# [What to do]
Say how many lines of the listing below include "Parameters". Write only that number.

# [Data listing]
------------------------------------------------------------

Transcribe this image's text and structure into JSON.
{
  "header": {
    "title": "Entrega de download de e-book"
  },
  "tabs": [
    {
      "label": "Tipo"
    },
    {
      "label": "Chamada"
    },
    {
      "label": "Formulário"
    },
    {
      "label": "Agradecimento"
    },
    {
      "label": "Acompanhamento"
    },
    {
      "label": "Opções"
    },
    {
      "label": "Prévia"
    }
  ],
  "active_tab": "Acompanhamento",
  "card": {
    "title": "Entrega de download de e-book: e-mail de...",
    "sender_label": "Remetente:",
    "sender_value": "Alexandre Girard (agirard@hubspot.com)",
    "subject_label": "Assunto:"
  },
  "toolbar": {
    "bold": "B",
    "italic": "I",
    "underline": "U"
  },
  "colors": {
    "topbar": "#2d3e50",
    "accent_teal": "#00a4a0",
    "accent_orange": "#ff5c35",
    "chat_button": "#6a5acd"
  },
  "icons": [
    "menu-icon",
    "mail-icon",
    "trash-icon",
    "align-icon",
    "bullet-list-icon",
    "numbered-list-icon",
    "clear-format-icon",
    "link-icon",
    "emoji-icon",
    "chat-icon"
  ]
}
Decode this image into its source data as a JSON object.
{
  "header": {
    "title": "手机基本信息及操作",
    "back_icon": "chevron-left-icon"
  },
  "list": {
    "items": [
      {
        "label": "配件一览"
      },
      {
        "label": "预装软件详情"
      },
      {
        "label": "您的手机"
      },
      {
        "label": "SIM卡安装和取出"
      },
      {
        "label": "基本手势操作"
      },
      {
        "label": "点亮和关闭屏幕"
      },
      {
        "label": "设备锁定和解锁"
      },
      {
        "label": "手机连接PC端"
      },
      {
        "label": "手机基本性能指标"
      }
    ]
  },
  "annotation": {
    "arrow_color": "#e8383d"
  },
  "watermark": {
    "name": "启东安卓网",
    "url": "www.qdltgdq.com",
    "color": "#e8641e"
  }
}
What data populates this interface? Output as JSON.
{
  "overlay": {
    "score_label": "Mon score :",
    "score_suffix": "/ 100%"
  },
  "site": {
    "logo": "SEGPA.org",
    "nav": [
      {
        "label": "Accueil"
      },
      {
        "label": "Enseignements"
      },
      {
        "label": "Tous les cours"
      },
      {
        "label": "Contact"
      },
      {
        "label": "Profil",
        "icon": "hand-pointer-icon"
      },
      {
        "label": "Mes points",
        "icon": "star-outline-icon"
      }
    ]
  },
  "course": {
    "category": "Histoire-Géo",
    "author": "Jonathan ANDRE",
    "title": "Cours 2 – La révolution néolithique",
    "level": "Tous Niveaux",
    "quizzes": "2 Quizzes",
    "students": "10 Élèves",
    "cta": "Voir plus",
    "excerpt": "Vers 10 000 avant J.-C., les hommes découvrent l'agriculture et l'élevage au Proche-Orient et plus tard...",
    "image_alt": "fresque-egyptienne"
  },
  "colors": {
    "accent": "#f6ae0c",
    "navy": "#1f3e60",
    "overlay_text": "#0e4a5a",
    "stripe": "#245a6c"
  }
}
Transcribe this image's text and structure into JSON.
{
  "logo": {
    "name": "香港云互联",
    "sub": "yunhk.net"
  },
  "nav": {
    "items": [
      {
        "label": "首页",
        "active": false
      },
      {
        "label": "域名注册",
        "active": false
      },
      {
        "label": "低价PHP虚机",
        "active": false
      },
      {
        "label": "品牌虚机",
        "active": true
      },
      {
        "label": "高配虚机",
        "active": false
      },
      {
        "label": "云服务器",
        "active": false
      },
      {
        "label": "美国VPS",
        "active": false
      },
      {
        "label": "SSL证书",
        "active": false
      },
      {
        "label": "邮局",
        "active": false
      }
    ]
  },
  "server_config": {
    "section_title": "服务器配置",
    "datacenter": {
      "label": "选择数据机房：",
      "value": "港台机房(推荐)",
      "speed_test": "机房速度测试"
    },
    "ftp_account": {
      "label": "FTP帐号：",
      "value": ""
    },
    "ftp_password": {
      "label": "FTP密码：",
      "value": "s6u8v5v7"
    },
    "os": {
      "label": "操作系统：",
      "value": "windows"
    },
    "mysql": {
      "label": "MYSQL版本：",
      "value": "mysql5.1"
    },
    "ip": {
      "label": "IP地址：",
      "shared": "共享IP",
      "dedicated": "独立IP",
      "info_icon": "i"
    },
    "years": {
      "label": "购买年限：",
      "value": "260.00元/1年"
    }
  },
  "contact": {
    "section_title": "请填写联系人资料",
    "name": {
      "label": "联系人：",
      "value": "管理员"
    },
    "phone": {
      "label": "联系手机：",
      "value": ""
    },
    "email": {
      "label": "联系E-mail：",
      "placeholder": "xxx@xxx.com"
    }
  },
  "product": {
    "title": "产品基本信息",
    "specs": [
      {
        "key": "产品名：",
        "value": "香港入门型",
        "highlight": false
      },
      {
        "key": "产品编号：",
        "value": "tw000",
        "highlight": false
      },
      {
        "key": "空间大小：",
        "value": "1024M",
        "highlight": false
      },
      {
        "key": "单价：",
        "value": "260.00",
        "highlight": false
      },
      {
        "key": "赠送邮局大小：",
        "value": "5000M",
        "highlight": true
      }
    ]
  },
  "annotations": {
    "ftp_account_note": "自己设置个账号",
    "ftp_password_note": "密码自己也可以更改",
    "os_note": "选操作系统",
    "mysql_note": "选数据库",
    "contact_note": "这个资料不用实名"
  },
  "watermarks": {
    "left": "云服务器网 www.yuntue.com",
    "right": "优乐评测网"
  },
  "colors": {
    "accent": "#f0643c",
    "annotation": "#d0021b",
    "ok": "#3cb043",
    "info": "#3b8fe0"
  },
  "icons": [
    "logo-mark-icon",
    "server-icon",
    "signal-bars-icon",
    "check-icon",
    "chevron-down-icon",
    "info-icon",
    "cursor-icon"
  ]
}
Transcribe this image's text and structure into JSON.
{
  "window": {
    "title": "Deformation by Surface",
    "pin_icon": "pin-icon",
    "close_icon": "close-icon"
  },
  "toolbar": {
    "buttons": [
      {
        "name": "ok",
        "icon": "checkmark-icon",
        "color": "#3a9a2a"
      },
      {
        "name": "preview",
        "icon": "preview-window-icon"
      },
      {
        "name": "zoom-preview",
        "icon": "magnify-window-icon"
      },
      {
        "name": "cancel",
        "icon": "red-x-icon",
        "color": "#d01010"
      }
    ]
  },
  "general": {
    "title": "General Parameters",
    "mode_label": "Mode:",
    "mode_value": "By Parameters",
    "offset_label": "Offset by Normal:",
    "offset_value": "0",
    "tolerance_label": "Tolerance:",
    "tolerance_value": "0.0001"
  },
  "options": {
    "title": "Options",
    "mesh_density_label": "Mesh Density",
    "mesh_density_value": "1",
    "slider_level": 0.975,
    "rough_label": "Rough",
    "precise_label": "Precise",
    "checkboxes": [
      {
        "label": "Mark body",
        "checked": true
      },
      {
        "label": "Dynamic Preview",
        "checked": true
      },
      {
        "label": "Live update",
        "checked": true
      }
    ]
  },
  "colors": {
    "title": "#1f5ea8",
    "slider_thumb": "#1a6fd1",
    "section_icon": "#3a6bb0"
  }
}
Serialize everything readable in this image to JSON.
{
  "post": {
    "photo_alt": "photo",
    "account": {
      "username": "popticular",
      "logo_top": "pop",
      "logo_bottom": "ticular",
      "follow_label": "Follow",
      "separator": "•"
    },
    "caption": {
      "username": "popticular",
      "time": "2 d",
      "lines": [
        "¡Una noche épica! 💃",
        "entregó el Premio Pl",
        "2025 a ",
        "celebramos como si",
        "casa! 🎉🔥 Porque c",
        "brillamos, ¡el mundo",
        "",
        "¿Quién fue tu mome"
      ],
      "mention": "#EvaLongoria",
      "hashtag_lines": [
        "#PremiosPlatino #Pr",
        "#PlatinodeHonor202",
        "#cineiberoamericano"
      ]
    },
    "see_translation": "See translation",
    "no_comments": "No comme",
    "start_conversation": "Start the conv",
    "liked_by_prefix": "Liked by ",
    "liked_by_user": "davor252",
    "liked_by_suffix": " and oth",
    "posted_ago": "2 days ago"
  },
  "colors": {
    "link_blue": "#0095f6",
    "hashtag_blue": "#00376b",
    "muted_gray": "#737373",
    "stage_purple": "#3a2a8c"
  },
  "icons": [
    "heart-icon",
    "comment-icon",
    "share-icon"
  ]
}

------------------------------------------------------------

# [Response to this exercise]
2